The Fire Precautions Act is a poorly-written piece of poppycock that puts a whole lot of people in a whole lot of danger. It should be sent back to parliament
The fire authorities up and down the country will be disappointed by the Court of Appeal's decision in City Logistics Ltd vs Northamptonshire County Fire Officer [25 July 2001]. Mind you, so will you be, if you decide to become a fork-lift truck driver then get caught in a fire in a huge shed.

City Logistics is the occupier of a monster-sized warehouse in Northampton. The fire officer popped in one day to issue his fire certificate. He thought it best that City first install a sprinkler system. It would cost only a fraction more than half a million pounds. City balked. After all, there were only 30 people in the place, and there were 46 portable extinguishers in place.

The building itself had, of course, obtained a Building Regulations Certificate from Northampton council. When City put up all the racking for pallets, the borough didn't characterise this as a material alteration requiring Building Regulations approval, so the fire officer had no authority to demand structural alterations to the warehouse. Sprinklers are, it seems, a structural alteration, so the fire officer had no authority to demand sprinklers.

Well, said the fire officer, no sprinklers, no certificate. So City reached for its lawyers. Off it went to the local magistrates' court to appeal. No way, said the bench. Spend the half-million. So City's lawyers went to the crown court. Here it was argued that if a fire broke out in this building, the worst-case scenario would still result in the 30 people having time to evacuate. The fire officer's lawyers said that it was one thing to accept that people could escape, but surely the 1971 Fire Precautions Act was also about fighting fire. No, said the crown court judge. The act is about escape only. He reversed the decision. City could keep its money. The Northampton fire officer wasn't having that. So he went to the High Court to challenge the crown court decision and, would you believe, he won. City wasn't having that. So it went to the Court of Appeal, where three judges reversed the previous decision. City won.

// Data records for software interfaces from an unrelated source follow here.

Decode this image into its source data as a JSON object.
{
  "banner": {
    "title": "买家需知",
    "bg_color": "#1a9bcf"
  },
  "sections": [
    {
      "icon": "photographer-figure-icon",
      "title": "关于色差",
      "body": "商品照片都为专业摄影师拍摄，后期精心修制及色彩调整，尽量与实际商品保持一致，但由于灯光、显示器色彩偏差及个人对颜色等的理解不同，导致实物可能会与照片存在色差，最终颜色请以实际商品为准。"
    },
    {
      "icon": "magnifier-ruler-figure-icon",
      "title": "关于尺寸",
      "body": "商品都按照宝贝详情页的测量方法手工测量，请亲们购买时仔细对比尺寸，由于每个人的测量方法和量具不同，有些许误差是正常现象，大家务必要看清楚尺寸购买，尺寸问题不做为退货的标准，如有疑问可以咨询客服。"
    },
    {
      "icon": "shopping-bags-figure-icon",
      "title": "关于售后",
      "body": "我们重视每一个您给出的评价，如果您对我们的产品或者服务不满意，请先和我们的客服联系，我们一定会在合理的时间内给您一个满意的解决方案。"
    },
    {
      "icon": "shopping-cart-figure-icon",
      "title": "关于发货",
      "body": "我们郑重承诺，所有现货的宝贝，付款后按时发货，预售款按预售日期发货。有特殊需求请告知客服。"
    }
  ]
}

In the Bradford stadium, on our TV screens, we saw an inferno develop in seconds. There wasn’t even enough time to jump onto the pitch

Just one moment please. If the Fire Precautions Act 1971, as amended in 1987, requires all this fathoming out by judges, do you agree with me that the act itself should be torched? When will parliamentary draftsmen begin writing acts of parliament for ordinary people in ordinary language? Send the confounded act back to parliament to be rewritten, will you?

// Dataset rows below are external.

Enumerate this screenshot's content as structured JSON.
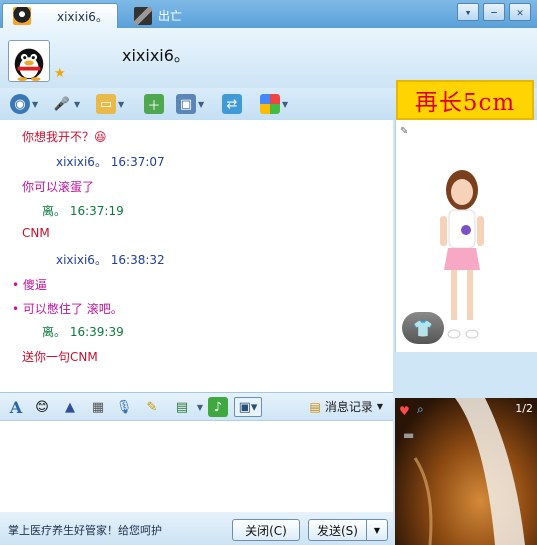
{
  "tabs": [
    {
      "label": "xixixi6。",
      "active": true
    },
    {
      "label": "出亡",
      "active": false
    }
  ],
  "header": {
    "contact_name": "xixixi6。"
  },
  "ad": {
    "text": "再长5cm"
  },
  "messages": [
    {
      "text": "你想我开不？😆",
      "color": "#c8102e"
    },
    {
      "text": "xixixi6。  16:37:07",
      "color": "#1f3f9f"
    },
    {
      "text": "你可以滚蛋了",
      "color": "#c0149a"
    },
    {
      "text": "离。  16:37:19",
      "color": "#0a7a3a"
    },
    {
      "text": "CNM",
      "color": "#c8102e"
    },
    {
      "text": "xixixi6。  16:38:32",
      "color": "#1f3f9f"
    },
    {
      "text": "• 傻逼",
      "color": "#c0149a"
    },
    {
      "text": "• 可以憋住了 滚吧。",
      "color": "#c0149a"
    },
    {
      "text": "离。  16:39:39",
      "color": "#0a7a3a"
    },
    {
      "text": "送你一句CNM",
      "color": "#c8102e"
    }
  ],
  "format_toolbar": {
    "history_label": "消息记录"
  },
  "bottom": {
    "promo": "掌上医疗养生好管家！给您呵护",
    "close_label": "关闭(C)",
    "send_label": "发送(S)"
  },
  "video": {
    "pager": "1/2"
  },
  "colors": {
    "accent": "#5aa1d8",
    "ad_bg": "#ffd400",
    "ad_text": "#e0001b"
  }
}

The Court of Appeal judges interpreted this act for us. The duty of the fire authority when inspecting such buildings is to be satisfied that the means of escape in a fire is reasonably OK; and that this "means" is provided and actually works; and that the place is filled with warnings in case of fire.

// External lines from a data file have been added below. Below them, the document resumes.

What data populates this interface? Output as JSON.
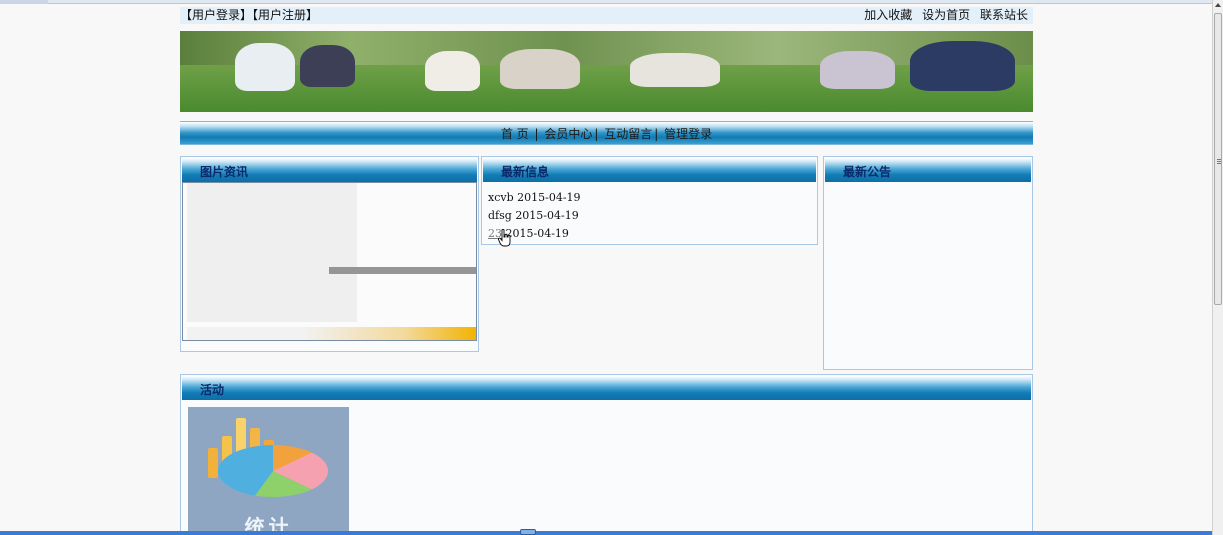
{
  "header": {
    "login": "【用户登录】",
    "register": "【用户注册】",
    "favorite": "加入收藏",
    "homepage": "设为首页",
    "contact": "联系站长"
  },
  "nav": {
    "items": [
      "首 页",
      "会员中心",
      "互动留言",
      "管理登录"
    ],
    "separator": "|"
  },
  "panels": {
    "pictures": {
      "title": "图片资讯"
    },
    "news": {
      "title": "最新信息",
      "items": [
        {
          "title": "xcvb",
          "date": "2015-04-19"
        },
        {
          "title": "dfsg",
          "date": "2015-04-19"
        },
        {
          "title": "23",
          "date": "2015-04-19"
        }
      ]
    },
    "notice": {
      "title": "最新公告"
    },
    "activity": {
      "title": "活动",
      "thumb_caption": "统计"
    }
  },
  "colors": {
    "panel_header": "#137cb6",
    "panel_title": "#0a2a6a",
    "topbar_bg": "#e3f0fa"
  }
}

The judges unanimously rejected the idea that the act went further than making the building safe for those inside. The court rejected the notion that a building must not endanger the lads who turn up to fight the blaze. It rejected, too, a statutory duty to install fire-fighting equipment to protect the stock or building. Nor did the Fire Precautions Act oblige the warehouse owners to install equipment to protect neighbouring people and property. It was not right that City had to put in sprinklers to avoid polluting the atmosphere in the event of a fire, nor to minimise the economic affects of a fire on the property owner's insurers. In short, this important act, which has been used year in year out by fire officers, was being used wrongly. There is one test only for the fire certificate: can the occupants escape? And if escape can be made by having 46 extinguishers dotted around the place, then heigh-ho, all's well.